Frankel: That's the switching model that Lemonade's (LMND -2.83%) using. Get people while they're young while they're not very valuable to the big insurance companies. This could be a 50-year customer relationship that they can leverage. If someone switches over even a low balance checking account, say they just use it to get their paycheck deposited and pay bills and things like that. SoFi also offers a variety of lending products now on its own because it can be a bank i.e., mortgages, student loans. They offer refinancing loans. They just started offering investment property loans which, by the way, if they can figure out a way to do that better than most lenders, that's a huge market right now because most lenders are terrible at underwriting investment property loans. It's such a hassle to get one, and I know I'm a real estate investor. SoFi has a brokerage account that people could switch to. They're trying to be an all-in-one financial system or a financial ecosystem for their customers. Insurance products they offer, I mentioned Lemonade, so technically they're a Lemonade competitor in a lot of ways. But, they offer insurance products, they offer estate planning services, they offer a credit card. Every customer that switches, this could be a 50-year, 60-year relationship, if they can keep them happy, so that's where I see the value. I don't know, guys. Any more thoughts on SoFi?
Hall: I think it comes down to execution right now, Matt, because it's one thing to have all of these services and work with a banking partner that takes on a lot of the risk by taking an outsized part of the potential profit there, but now you're also taking on that risk. So, I think it's really important. What I'm following is the CEO of the bank that they acquired has come along and is going to be, I guess the president of their bank subsidiary. Does he really stay? I think that's going to tell a lot to me because they need the right people to manage that banking business to succeed.
Healy: I think you have to look at how the traditional banks are going to react to this. Like you were saying, customers are sticky, so it's going to be a slow process, but they've always lagged on the technology side, and they're going to have to improve there if they want to stay competitive over time. You might see a traditional bank maybe take over a fintech eventually to address that. It's going to be an ongoing story. We'll just see how it plays out.

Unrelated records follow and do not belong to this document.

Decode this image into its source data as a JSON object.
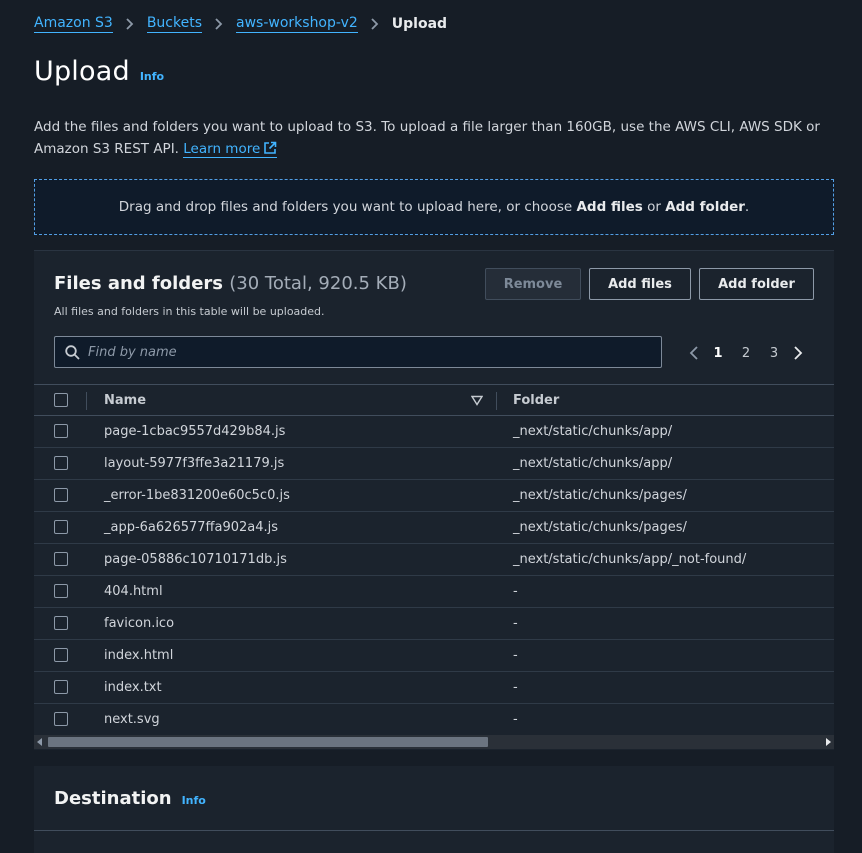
{
  "breadcrumb": {
    "items": [
      "Amazon S3",
      "Buckets",
      "aws-workshop-v2"
    ],
    "current": "Upload"
  },
  "header": {
    "title": "Upload",
    "info": "Info"
  },
  "description": {
    "text": "Add the files and folders you want to upload to S3. To upload a file larger than 160GB, use the AWS CLI, AWS SDK or Amazon S3 REST API.",
    "learn_more": "Learn more"
  },
  "dropzone": {
    "prefix": "Drag and drop files and folders you want to upload here, or choose",
    "add_files": "Add files",
    "or": "or",
    "add_folder": "Add folder",
    "suffix": "."
  },
  "files_panel": {
    "title": "Files and folders",
    "count": "(30 Total, 920.5 KB)",
    "subtitle": "All files and folders in this table will be uploaded.",
    "remove_label": "Remove",
    "add_files_label": "Add files",
    "add_folder_label": "Add folder",
    "search_placeholder": "Find by name",
    "pages": [
      "1",
      "2",
      "3"
    ],
    "current_page": "1",
    "columns": {
      "name": "Name",
      "folder": "Folder"
    },
    "rows": [
      {
        "name": "page-1cbac9557d429b84.js",
        "folder": "_next/static/chunks/app/"
      },
      {
        "name": "layout-5977f3ffe3a21179.js",
        "folder": "_next/static/chunks/app/"
      },
      {
        "name": "_error-1be831200e60c5c0.js",
        "folder": "_next/static/chunks/pages/"
      },
      {
        "name": "_app-6a626577ffa902a4.js",
        "folder": "_next/static/chunks/pages/"
      },
      {
        "name": "page-05886c10710171db.js",
        "folder": "_next/static/chunks/app/_not-found/"
      },
      {
        "name": "404.html",
        "folder": "-"
      },
      {
        "name": "favicon.ico",
        "folder": "-"
      },
      {
        "name": "index.html",
        "folder": "-"
      },
      {
        "name": "index.txt",
        "folder": "-"
      },
      {
        "name": "next.svg",
        "folder": "-"
      }
    ]
  },
  "destination": {
    "title": "Destination",
    "info": "Info"
  },
  "colors": {
    "background": "#161d26",
    "panel": "#1b232d",
    "link": "#42b4ff"
  }
}
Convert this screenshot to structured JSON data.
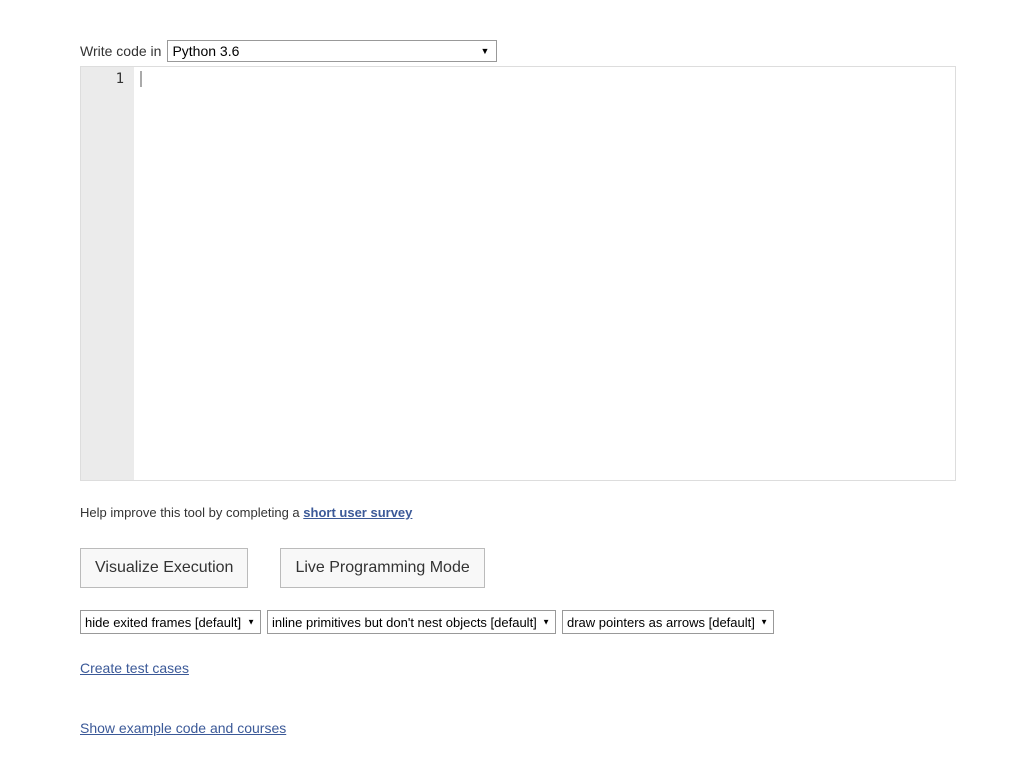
{
  "lang": {
    "label": "Write code in",
    "selected": "Python 3.6"
  },
  "editor": {
    "line_number": "1"
  },
  "help": {
    "prefix": "Help improve this tool by completing a ",
    "link_text": "short user survey"
  },
  "buttons": {
    "visualize": "Visualize Execution",
    "live": "Live Programming Mode"
  },
  "options": {
    "frames": "hide exited frames [default]",
    "primitives": "inline primitives but don't nest objects [default]",
    "pointers": "draw pointers as arrows [default]"
  },
  "links": {
    "create_tests": "Create test cases",
    "show_examples": "Show example code and courses"
  }
}
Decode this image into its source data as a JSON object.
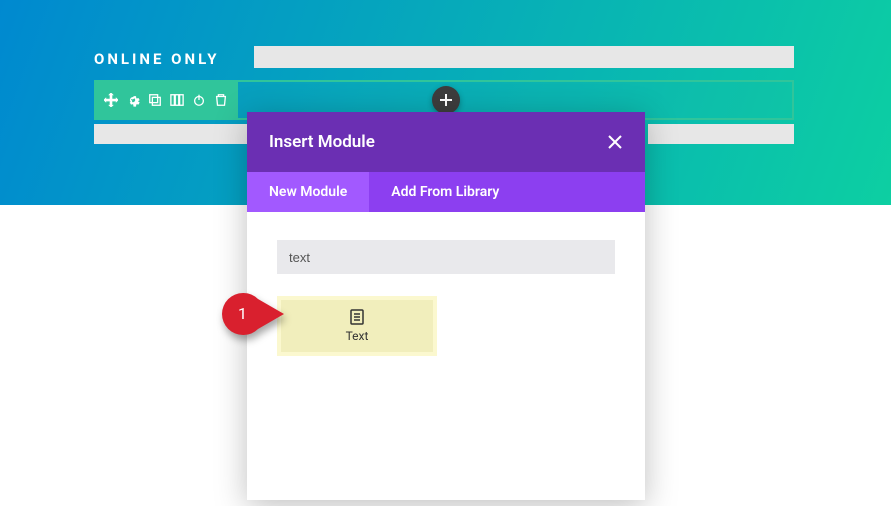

Frankel: I really think all of the big banks have missed opportunities over the past decade or so to take over some of these fintechs before they become massive threats to their business.
Frankel: Like someone could have acquired them in 2016 for $5 billion and it wouldn't be a competitor these days. But, I mentioned that SoFi went public by SPAC. They got a massive war chest of cash, and they used $750 million of it to capitalize the bank they just bought, which is going to be SoFi Bank, and then they are using a ton of it on marketing. I don't know how much it costs to get their name on SoFi Stadium. I know the number, I just don't have it in front of me. But, they're spending a massive amount on marketing. I can't remember any other fintech disruptor launching marketing campaigns to the scale of SoFi, even the big ones like Square and PayPal, so I think that's something that's also worth watching.